WHAT IS BEING ASKED » Copy every entry below exactly, and keep out the pictures.

================

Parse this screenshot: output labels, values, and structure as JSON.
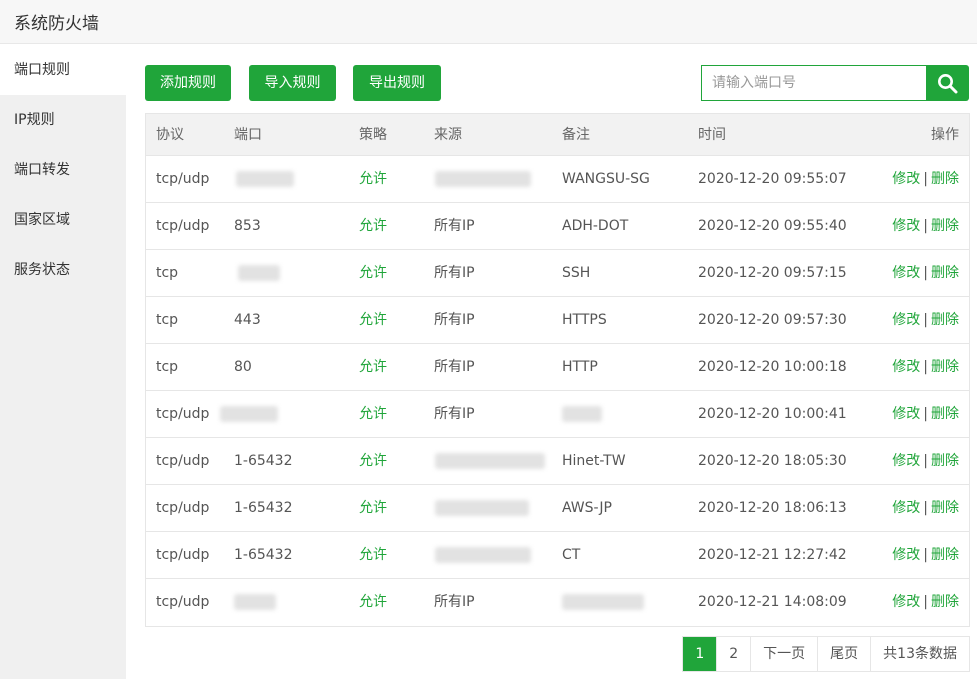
{
  "window": {
    "title": "系统防火墙"
  },
  "sidebar": {
    "items": [
      {
        "label": "端口规则",
        "active": true
      },
      {
        "label": "IP规则",
        "active": false
      },
      {
        "label": "端口转发",
        "active": false
      },
      {
        "label": "国家区域",
        "active": false
      },
      {
        "label": "服务状态",
        "active": false
      }
    ]
  },
  "toolbar": {
    "add_label": "添加规则",
    "import_label": "导入规则",
    "export_label": "导出规则",
    "search_placeholder": "请输入端口号",
    "search_value": ""
  },
  "table": {
    "headers": {
      "protocol": "协议",
      "port": "端口",
      "policy": "策略",
      "source": "来源",
      "note": "备注",
      "time": "时间",
      "ops": "操作"
    },
    "rows": [
      {
        "protocol": "tcp/udp",
        "port": "",
        "policy": "允许",
        "source": "",
        "note": "WANGSU-SG",
        "time": "2020-12-20 09:55:07"
      },
      {
        "protocol": "tcp/udp",
        "port": "853",
        "policy": "允许",
        "source": "所有IP",
        "note": "ADH-DOT",
        "time": "2020-12-20 09:55:40"
      },
      {
        "protocol": "tcp",
        "port": "",
        "policy": "允许",
        "source": "所有IP",
        "note": "SSH",
        "time": "2020-12-20 09:57:15"
      },
      {
        "protocol": "tcp",
        "port": "443",
        "policy": "允许",
        "source": "所有IP",
        "note": "HTTPS",
        "time": "2020-12-20 09:57:30"
      },
      {
        "protocol": "tcp",
        "port": "80",
        "policy": "允许",
        "source": "所有IP",
        "note": "HTTP",
        "time": "2020-12-20 10:00:18"
      },
      {
        "protocol": "tcp/udp",
        "port": "",
        "policy": "允许",
        "source": "所有IP",
        "note": "",
        "time": "2020-12-20 10:00:41"
      },
      {
        "protocol": "tcp/udp",
        "port": "1-65432",
        "policy": "允许",
        "source": "",
        "note": "Hinet-TW",
        "time": "2020-12-20 18:05:30"
      },
      {
        "protocol": "tcp/udp",
        "port": "1-65432",
        "policy": "允许",
        "source": "",
        "note": "AWS-JP",
        "time": "2020-12-20 18:06:13"
      },
      {
        "protocol": "tcp/udp",
        "port": "1-65432",
        "policy": "允许",
        "source": "",
        "note": "CT",
        "time": "2020-12-21 12:27:42"
      },
      {
        "protocol": "tcp/udp",
        "port": "",
        "policy": "允许",
        "source": "所有IP",
        "note": "",
        "time": "2020-12-21 14:08:09"
      }
    ],
    "op_edit": "修改",
    "op_sep": "|",
    "op_delete": "删除"
  },
  "pagination": {
    "pages": [
      "1",
      "2"
    ],
    "current": "1",
    "next_label": "下一页",
    "last_label": "尾页",
    "total_label": "共13条数据"
  },
  "colors": {
    "accent": "#20a53a"
  }
}
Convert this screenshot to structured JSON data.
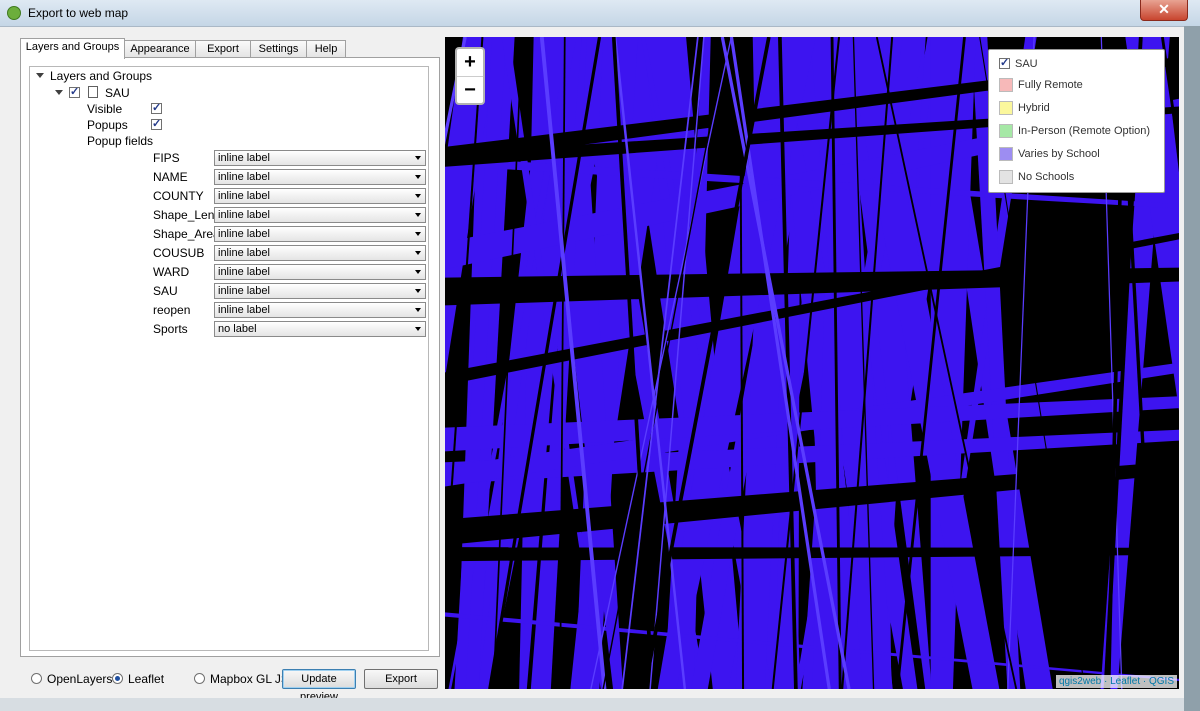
{
  "window": {
    "title": "Export to web map",
    "close_glyph": "✕"
  },
  "tabs": [
    "Layers and Groups",
    "Appearance",
    "Export",
    "Settings",
    "Help"
  ],
  "tree": {
    "root_label": "Layers and Groups",
    "layer_label": "SAU",
    "visible_label": "Visible",
    "popups_label": "Popups",
    "popup_fields_label": "Popup fields",
    "fields": [
      {
        "name": "FIPS",
        "value": "inline label"
      },
      {
        "name": "NAME",
        "value": "inline label"
      },
      {
        "name": "COUNTY",
        "value": "inline label"
      },
      {
        "name": "Shape_Leng",
        "value": "inline label"
      },
      {
        "name": "Shape_Area",
        "value": "inline label"
      },
      {
        "name": "COUSUB",
        "value": "inline label"
      },
      {
        "name": "WARD",
        "value": "inline label"
      },
      {
        "name": "SAU",
        "value": "inline label"
      },
      {
        "name": "reopen",
        "value": "inline label"
      },
      {
        "name": "Sports",
        "value": "no label"
      }
    ]
  },
  "bottom": {
    "openlayers": "OpenLayers",
    "leaflet": "Leaflet",
    "mapbox": "Mapbox GL JS",
    "update_preview": "Update preview",
    "export": "Export",
    "selected": "Leaflet"
  },
  "map": {
    "zoom_in": "+",
    "zoom_out": "−",
    "fill_color": "#3d14f0",
    "background_color": "#000000",
    "attribution": "qgis2web · Leaflet · QGIS",
    "legend": {
      "layer": "SAU",
      "items": [
        {
          "label": "Fully Remote",
          "color": "#f7b9b9"
        },
        {
          "label": "Hybrid",
          "color": "#fbf79c"
        },
        {
          "label": "In-Person (Remote Option)",
          "color": "#a6e8a6"
        },
        {
          "label": "Varies by School",
          "color": "#9d8df2"
        },
        {
          "label": "No Schools",
          "color": "#e3e3e3"
        }
      ]
    }
  }
}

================

RESPONSE TO THIS EXERCISE »
Parse this screenshot: output labels, values, and structure as JSON.
{
  "window": {
    "title": "系统防火墙"
  },
  "sidebar": {
    "items": [
      {
        "label": "端口规则",
        "active": true
      },
      {
        "label": "IP规则",
        "active": false
      },
      {
        "label": "端口转发",
        "active": false
      },
      {
        "label": "国家区域",
        "active": false
      },
      {
        "label": "服务状态",
        "active": false
      }
    ]
  },
  "toolbar": {
    "add_label": "添加规则",
    "import_label": "导入规则",
    "export_label": "导出规则",
    "search_placeholder": "请输入端口号",
    "search_value": ""
  },
  "table": {
    "headers": {
      "protocol": "协议",
      "port": "端口",
      "policy": "策略",
      "source": "来源",
      "note": "备注",
      "time": "时间",
      "ops": "操作"
    },
    "rows": [
      {
        "protocol": "tcp/udp",
        "port": "",
        "policy": "允许",
        "source": "",
        "note": "WANGSU-SG",
        "time": "2020-12-20 09:55:07"
      },
      {
        "protocol": "tcp/udp",
        "port": "853",
        "policy": "允许",
        "source": "所有IP",
        "note": "ADH-DOT",
        "time": "2020-12-20 09:55:40"
      },
      {
        "protocol": "tcp",
        "port": "",
        "policy": "允许",
        "source": "所有IP",
        "note": "SSH",
        "time": "2020-12-20 09:57:15"
      },
      {
        "protocol": "tcp",
        "port": "443",
        "policy": "允许",
        "source": "所有IP",
        "note": "HTTPS",
        "time": "2020-12-20 09:57:30"
      },
      {
        "protocol": "tcp",
        "port": "80",
        "policy": "允许",
        "source": "所有IP",
        "note": "HTTP",
        "time": "2020-12-20 10:00:18"
      },
      {
        "protocol": "tcp/udp",
        "port": "",
        "policy": "允许",
        "source": "所有IP",
        "note": "",
        "time": "2020-12-20 10:00:41"
      },
      {
        "protocol": "tcp/udp",
        "port": "1-65432",
        "policy": "允许",
        "source": "",
        "note": "Hinet-TW",
        "time": "2020-12-20 18:05:30"
      },
      {
        "protocol": "tcp/udp",
        "port": "1-65432",
        "policy": "允许",
        "source": "",
        "note": "AWS-JP",
        "time": "2020-12-20 18:06:13"
      },
      {
        "protocol": "tcp/udp",
        "port": "1-65432",
        "policy": "允许",
        "source": "",
        "note": "CT",
        "time": "2020-12-21 12:27:42"
      },
      {
        "protocol": "tcp/udp",
        "port": "",
        "policy": "允许",
        "source": "所有IP",
        "note": "",
        "time": "2020-12-21 14:08:09"
      }
    ],
    "op_edit": "修改",
    "op_sep": "|",
    "op_delete": "删除"
  },
  "pagination": {
    "pages": [
      "1",
      "2"
    ],
    "current": "1",
    "next_label": "下一页",
    "last_label": "尾页",
    "total_label": "共13条数据"
  },
  "colors": {
    "accent": "#20a53a"
  }
}
Convert this screenshot to structured JSON data.
{
  "window": {
    "title": "Export to web map",
    "close_glyph": "✕"
  },
  "tabs": [
    "Layers and Groups",
    "Appearance",
    "Export",
    "Settings",
    "Help"
  ],
  "tree": {
    "root_label": "Layers and Groups",
    "layer_label": "SAU",
    "visible_label": "Visible",
    "popups_label": "Popups",
    "popup_fields_label": "Popup fields",
    "fields": [
      {
        "name": "FIPS",
        "value": "inline label"
      },
      {
        "name": "NAME",
        "value": "inline label"
      },
      {
        "name": "COUNTY",
        "value": "inline label"
      },
      {
        "name": "Shape_Leng",
        "value": "inline label"
      },
      {
        "name": "Shape_Area",
        "value": "inline label"
      },
      {
        "name": "COUSUB",
        "value": "inline label"
      },
      {
        "name": "WARD",
        "value": "inline label"
      },
      {
        "name": "SAU",
        "value": "inline label"
      },
      {
        "name": "reopen",
        "value": "inline label"
      },
      {
        "name": "Sports",
        "value": "no label"
      }
    ]
  },
  "bottom": {
    "openlayers": "OpenLayers",
    "leaflet": "Leaflet",
    "mapbox": "Mapbox GL JS",
    "update_preview": "Update preview",
    "export": "Export",
    "selected": "Leaflet"
  },
  "map": {
    "zoom_in": "+",
    "zoom_out": "−",
    "fill_color": "#3d14f0",
    "background_color": "#000000",
    "attribution": "qgis2web · Leaflet · QGIS",
    "legend": {
      "layer": "SAU",
      "items": [
        {
          "label": "Fully Remote",
          "color": "#f7b9b9"
        },
        {
          "label": "Hybrid",
          "color": "#fbf79c"
        },
        {
          "label": "In-Person (Remote Option)",
          "color": "#a6e8a6"
        },
        {
          "label": "Varies by School",
          "color": "#9d8df2"
        },
        {
          "label": "No Schools",
          "color": "#e3e3e3"
        }
      ]
    }
  }
}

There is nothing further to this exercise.